The trash talk carries all the way until the start of the Gastelum-Adesanya fight. Then it’s all UFC.
“That fight had everything. If this one is like that, my heart will stop,” Iaquinta said.
The Gastelum-Adesanya fight has been over for about 10 minutes, and Iaquinta is still enthralled. They all are. It’s a buzz that carries over to the start of Poirier-Holloway, with Iaquinta and Sterling imitating Bruce Buffer’s well-known introduction cadence at the front of the room. They consider him the best announcer around, calling the biggest fight — a fight they deem pretty even at its start. As the fight goes on, Iaquinta grows more attentive.
After the first round, Iaquinta questioned the boxing-heavy strategy from both fighters. He cracked a smile as Round 2 started. Even if he didn’t intend to, Iaquinta is learning from this fight, just in case that intel is useful in the future.
Holloway starts hitting back at Poirier, who dominated the first round, but Poirier’s strikes eventually open a gash on Holloway’s nose.
“When Dustin hits him, it hurts him,” Iaquinta says between the third and fourth rounds, pointing to the strikes landed number that pops up on screen.
He watches the last two rounds, arms folded. It has been a long night, but a good one. He watched two great fights, and spent time with good friends. Before the final round, Gottlieb approaches to thank Iaquinta for letting him in. Iaquinta tells him it’s no problem. Glad to do it. Weidman asks Iaquinta what he’s thought so far. This is, after all, his weight class. He thinks Poirier has won every round.

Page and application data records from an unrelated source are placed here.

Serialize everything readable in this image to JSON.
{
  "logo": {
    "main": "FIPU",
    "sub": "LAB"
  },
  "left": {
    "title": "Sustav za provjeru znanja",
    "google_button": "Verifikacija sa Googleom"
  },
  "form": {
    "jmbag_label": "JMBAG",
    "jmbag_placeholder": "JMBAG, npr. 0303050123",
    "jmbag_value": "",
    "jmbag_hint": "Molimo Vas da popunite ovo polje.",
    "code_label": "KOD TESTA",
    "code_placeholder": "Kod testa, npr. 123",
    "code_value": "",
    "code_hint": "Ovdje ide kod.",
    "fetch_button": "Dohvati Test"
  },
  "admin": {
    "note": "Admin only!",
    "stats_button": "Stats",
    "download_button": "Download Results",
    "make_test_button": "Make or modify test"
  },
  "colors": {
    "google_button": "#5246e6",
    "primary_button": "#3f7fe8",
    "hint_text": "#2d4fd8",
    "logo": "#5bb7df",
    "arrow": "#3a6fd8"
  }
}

At fight’s end, he claps and quietly says, “That was crazy.” Poirier had to fight through a war to earn the belt he has been waiting 30 fights for, and the lightweight division picture has become a little clearer.
Meanwhile, Iaquinta watches Poirier’s interview next to his parents. They chat for a few minutes, but it’s after 1 a.m. Time for them to go, as Al has a fight in three weeks against Donald Cerrone, and he has to be up to train in a few hours.
“It definitely motivated me,” Iaquinta said of watching the UFC 236 main event. “They are both two high-level guys. It shows I’m right there, you know.”
The next night, back at the gym, his trainer, Ray Longo, would call Iaquinta’s sparring session “perfect.”
When Iaquinta fights Cerrone on May 4, in a UFC Fight Night main event, the fight will be on most of the TVs at McCann’s — only Iaquinta will be on the other side, in the Octagon.